With the rapid growth of the internet and the exhaustion of available IPv4 addresses, the adoption of IPv6 has become essential. IPv6 offers a vastly larger address space, improved security features, and better support for new technologies. However, one aspect that often raises questions is the use of Network Address Translation (NAT) in relation to IPv6. In this article, we will explore what is correct in relation to NAT for IPv6 and address some frequently asked questions (FAQs) on the subject.
Network Address Translation (NAT) is a technique widely used in IPv4 networks to conserve public IP addresses. It allows multiple devices within a private network to share a single public IP address, which is then translated as needed to communicate with devices on the internet. NAT has been instrumental in extending the lifespan of IPv4 addresses, but its use in IPv6 networks is a subject of debate.
The Myth of NAT in IPv6:
Contrary to popular belief, NAT is not a mandatory requirement for IPv6. Unlike IPv4, IPv6 provides an abundance of addresses, eliminating the need for address conservation. The original design of IPv6 promotes end-to-end connectivity, where each device can have its unique public IP address, facilitating direct communication with other devices on the internet.
The Role of NAT in IPv6:
While NAT is not mandatory in IPv6, it can still be used for specific purposes. One such use case is when an organization wants to hide the internal addressing scheme of its network from the internet. This can be achieved by deploying NAT66, which is the IPv6 equivalent of NAT in IPv4. NAT66 allows devices within a private IPv6 network to share a single public IPv6 address, providing an additional layer of security.
Q1. Is NAT necessary for IPv6?
A1. No, NAT is not necessary for IPv6. IPv6 offers an abundant address space, eliminating the need for address conservation. However, NAT can still be used for specific purposes, such as hiding internal addressing schemes or providing an extra layer of security.
Q2. Does NAT hinder end-to-end connectivity in IPv6?
A2. NAT does introduce some complexities in achieving end-to-end connectivity in IPv6. However, the core design of IPv6 encourages direct communication between devices without the need for NAT.
Q3. Are there any drawbacks to using NAT in IPv6?
A3. While NAT can provide additional security, it can also introduce performance issues and increase network complexity. It can complicate troubleshooting and hinder certain applications that rely on direct peer-to-peer connections.
Q4. What are some alternatives to NAT in IPv6?
A4. Instead of relying on NAT, IPv6 encourages the use of other security measures, such as firewalls and intrusion detection systems. Additionally, proper network design and segmentation can help protect internal networks without the need for NAT.
Q5. Will NAT ever become obsolete in IPv6 networks?
A5. While NAT may not be as prevalent in IPv6 as it is in IPv4, it is unlikely to become completely obsolete.
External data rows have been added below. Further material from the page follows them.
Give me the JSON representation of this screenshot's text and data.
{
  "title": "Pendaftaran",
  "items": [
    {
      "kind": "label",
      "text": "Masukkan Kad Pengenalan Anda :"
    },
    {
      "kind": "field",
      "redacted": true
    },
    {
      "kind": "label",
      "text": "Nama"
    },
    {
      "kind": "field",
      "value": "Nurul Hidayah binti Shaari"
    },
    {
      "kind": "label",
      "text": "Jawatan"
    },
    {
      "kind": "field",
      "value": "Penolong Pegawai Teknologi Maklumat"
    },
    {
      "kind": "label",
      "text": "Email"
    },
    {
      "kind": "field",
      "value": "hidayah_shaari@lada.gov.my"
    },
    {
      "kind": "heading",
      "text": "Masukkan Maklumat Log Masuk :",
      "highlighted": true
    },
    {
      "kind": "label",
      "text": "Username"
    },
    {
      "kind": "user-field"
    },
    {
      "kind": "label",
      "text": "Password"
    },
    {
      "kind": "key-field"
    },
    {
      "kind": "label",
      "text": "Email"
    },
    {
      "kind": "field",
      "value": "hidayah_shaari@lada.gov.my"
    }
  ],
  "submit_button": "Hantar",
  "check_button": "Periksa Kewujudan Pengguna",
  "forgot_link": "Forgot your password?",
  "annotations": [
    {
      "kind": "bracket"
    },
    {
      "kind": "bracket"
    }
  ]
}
Certain use cases, such as hiding internal addressing schemes, may still require the use of NAT in IPv6 networks.
In conclusion, NAT is not a mandatory requirement for IPv6, as the new protocol offers an abundance of addresses and promotes end-to-end connectivity. However, NAT can still be used for specific purposes, such as hiding internal addressing schemes or adding an extra layer of security. It is important to consider the potential drawbacks and complexities associated with NAT in IPv6 networks and explore alternative security measures. As IPv6 adoption continues to grow, organizations must make informed decisions about the use of NAT based on their specific requirements.